“The famous pipe. How people reproached me for it! And yet, could you stuff my pipe?” questioned the artist. “No, it’s just a representation, is it not? So if I had written on my picture ‘This is a pipe,’ I’d have been lying.” Such was Magritte’s lifelong exploration of the intersection between life and art. Known primarily for his Surrealist art, his expansive body of work also included commercial endeavors for advertising agencies as well as posters for the Belgian Communist Party. In short, he wasn’t beyond earning a living.

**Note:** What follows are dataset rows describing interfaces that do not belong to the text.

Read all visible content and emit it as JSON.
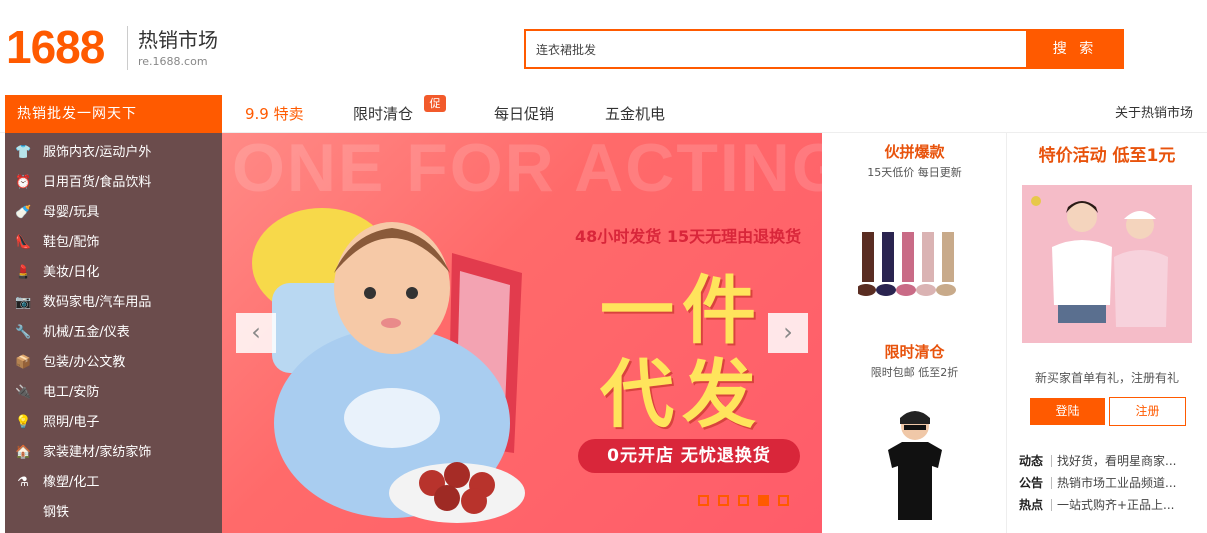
{
  "header": {
    "logo_number": "1688",
    "logo_title": "热销市场",
    "logo_domain": "re.1688.com",
    "search": {
      "value": "连衣裙批发",
      "button_label": "搜 索"
    }
  },
  "nav": {
    "category_header": "热销批发一网天下",
    "items": [
      {
        "label": "9.9 特卖",
        "active": true
      },
      {
        "label": "限时清仓",
        "badge": "促"
      },
      {
        "label": "每日促销"
      },
      {
        "label": "五金机电"
      }
    ],
    "about": "关于热销市场"
  },
  "categories": [
    {
      "icon": "shirt-icon",
      "glyph": "👕",
      "label": "服饰内衣/运动户外"
    },
    {
      "icon": "alarm-clock-icon",
      "glyph": "⏰",
      "label": "日用百货/食品饮料"
    },
    {
      "icon": "bottle-icon",
      "glyph": "🍼",
      "label": "母婴/玩具"
    },
    {
      "icon": "high-heel-icon",
      "glyph": "👠",
      "label": "鞋包/配饰"
    },
    {
      "icon": "lipstick-icon",
      "glyph": "💄",
      "label": "美妆/日化"
    },
    {
      "icon": "camera-icon",
      "glyph": "📷",
      "label": "数码家电/汽车用品"
    },
    {
      "icon": "wrench-icon",
      "glyph": "🔧",
      "label": "机械/五金/仪表"
    },
    {
      "icon": "package-icon",
      "glyph": "📦",
      "label": "包装/办公文教"
    },
    {
      "icon": "plug-icon",
      "glyph": "🔌",
      "label": "电工/安防"
    },
    {
      "icon": "bulb-icon",
      "glyph": "💡",
      "label": "照明/电子"
    },
    {
      "icon": "home-icon",
      "glyph": "🏠",
      "label": "家装建材/家纺家饰"
    },
    {
      "icon": "flask-icon",
      "glyph": "⚗",
      "label": "橡塑/化工"
    },
    {
      "icon": "",
      "glyph": "",
      "label": "钢铁"
    }
  ],
  "banner": {
    "watermark": "ONE FOR ACTING",
    "subtitle": "48小时发货 15天无理由退换货",
    "headline_1": "一件",
    "headline_2": "代发",
    "pill": "0元开店 无忧退换货",
    "prev": "‹",
    "next": "›",
    "slide_count": 5,
    "active_slide": 4
  },
  "promo_middle": [
    {
      "title": "伙拼爆款",
      "subtitle": "15天低价 每日更新"
    },
    {
      "title": "限时清仓",
      "subtitle": "限时包邮 低至2折"
    }
  ],
  "promo_right": {
    "title": "特价活动 低至1元",
    "note": "新买家首单有礼，注册有礼",
    "login": "登陆",
    "register": "注册",
    "news": [
      {
        "tag": "动态",
        "text": "找好货，看明星商家..."
      },
      {
        "tag": "公告",
        "text": "热销市场工业品频道..."
      },
      {
        "tag": "热点",
        "text": "一站式购齐+正品上..."
      }
    ]
  },
  "colors": {
    "accent": "#ff5a00",
    "category_bg": "#6b4c4c",
    "banner_bg": "#ff6a6a",
    "headline": "#ffe45c"
  }
}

Magritte has been long favored in his home country of Belgium, with the Royal Museums of Fine Arts of Belgium showcasing his works since his early successes. Collaborative efforts secured the five single-artist musuems you must visit! former Hôtel Altenloh as the site of a museum solely dedicated to his work, the Musée Magritte Museum, which celebrates its tenth anniversary in 2019. More than 230 works of art and archives are displayed, including a multidisciplinary space dedicated to photography, sculptures, films, and more. Designed to be experienced chronologically, the collection begins on the third floor with Magritte’s Constructionist period followed by the artist’s return to Brussels and advertising work, and concluding with his “vache” period—an emotional response to World War II, a failing marriage, and tumultuous relationship with the Parisian art world. The museum’s temporary exhibitions continue to push boundaries and explore the relationship between Magritte’s work and contemporary artists.

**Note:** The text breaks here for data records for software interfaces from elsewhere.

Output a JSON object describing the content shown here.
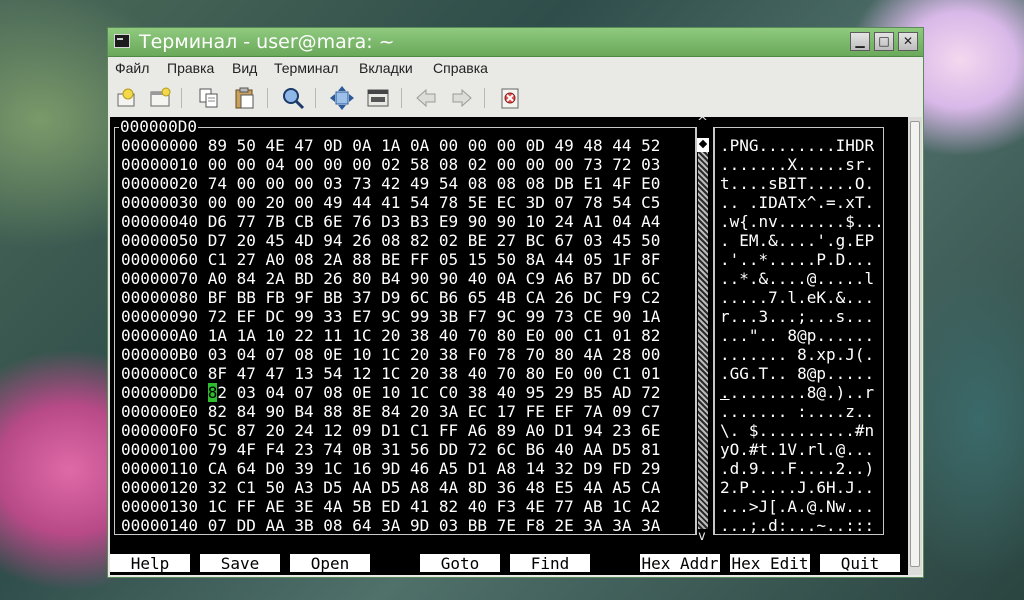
{
  "window": {
    "title": "Терминал - user@mara: ~",
    "controls": {
      "minimize": "▁",
      "maximize": "□",
      "close": "✕"
    }
  },
  "menu": [
    "Файл",
    "Правка",
    "Вид",
    "Терминал",
    "Вкладки",
    "Справка"
  ],
  "toolbar": [
    "new-tab-icon",
    "new-window-icon",
    "copy-icon",
    "paste-icon",
    "search-icon",
    "fullscreen-icon",
    "set-title-icon",
    "back-icon",
    "forward-icon",
    "close-tab-icon"
  ],
  "editor": {
    "offset_label": "000000D0",
    "hex_rows": [
      "00000000 89 50 4E 47 0D 0A 1A 0A 00 00 00 0D 49 48 44 52",
      "00000010 00 00 04 00 00 00 02 58 08 02 00 00 00 73 72 03",
      "00000020 74 00 00 00 03 73 42 49 54 08 08 08 DB E1 4F E0",
      "00000030 00 00 20 00 49 44 41 54 78 5E EC 3D 07 78 54 C5",
      "00000040 D6 77 7B CB 6E 76 D3 B3 E9 90 90 10 24 A1 04 A4",
      "00000050 D7 20 45 4D 94 26 08 82 02 BE 27 BC 67 03 45 50",
      "00000060 C1 27 A0 08 2A 88 BE FF 05 15 50 8A 44 05 1F 8F",
      "00000070 A0 84 2A BD 26 80 B4 90 90 40 0A C9 A6 B7 DD 6C",
      "00000080 BF BB FB 9F BB 37 D9 6C B6 65 4B CA 26 DC F9 C2",
      "00000090 72 EF DC 99 33 E7 9C 99 3B F7 9C 99 73 CE 90 1A",
      "000000A0 1A 1A 10 22 11 1C 20 38 40 70 80 E0 00 C1 01 82",
      "000000B0 03 04 07 08 0E 10 1C 20 38 F0 78 70 80 4A 28 00",
      "000000C0 8F 47 47 13 54 12 1C 20 38 40 70 80 E0 00 C1 01",
      "000000D0 82 03 04 07 08 0E 10 1C C0 38 40 95 29 B5 AD 72",
      "000000E0 82 84 90 B4 88 8E 84 20 3A EC 17 FE EF 7A 09 C7",
      "000000F0 5C 87 20 24 12 09 D1 C1 FF A6 89 A0 D1 94 23 6E",
      "00000100 79 4F F4 23 74 0B 31 56 DD 72 6C B6 40 AA D5 81",
      "00000110 CA 64 D0 39 1C 16 9D 46 A5 D1 A8 14 32 D9 FD 29",
      "00000120 32 C1 50 A3 D5 AA D5 A8 4A 8D 36 48 E5 4A A5 CA",
      "00000130 1C FF AE 3E 4A 5B ED 41 82 40 F3 4E 77 AB 1C A2",
      "00000140 07 DD AA 3B 08 64 3A 9D 03 BB 7E F8 2E 3A 3A 3A"
    ],
    "cursor": {
      "row": 13,
      "prefix": "000000D0 ",
      "char": "8",
      "rest": "2 03 04 07 08 0E 10 1C C0 38 40 95 29 B5 AD 72"
    },
    "ascii_rows": [
      ".PNG........IHDR",
      ".......X.....sr.",
      "t....sBIT.....O.",
      ".. .IDATx^.=.xT.",
      ".w{.nv.......$...",
      ". EM.&....'.g.EP",
      ".'..*.....P.D...",
      "..*.&....@.....l",
      ".....7.l.eK.&...",
      "r...3...;...s...",
      "...\".. 8@p......",
      "....... 8.xp.J(.",
      ".GG.T.. 8@p.....",
      "........8@.)..r",
      "....... :....z..",
      "\\. $..........#n",
      "yO.#t.1V.rl.@...",
      ".d.9...F....2..)",
      "2.P.....J.6H.J..",
      "...>J[.A.@.Nw...",
      "...;.d:...~..:::"
    ],
    "ascii_cursor": {
      "row": 13,
      "char": ".",
      "rest": "........8@.)..r"
    }
  },
  "function_keys": [
    "Help",
    "Save",
    "Open",
    "Goto",
    "Find",
    "Hex Addr",
    "Hex Edit",
    "Quit"
  ]
}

Brussels thrives with cultural attractions, from special events to design-savvy restaurants and hotels. The recently opened MAD Brussels offers a creative hub for Belgian designers and artists, as well as public space for exhibitions and seminars such as “Uncovered,” a collection of fashion photography and filmmaking by Brussels-based artist Pierre Debusschere.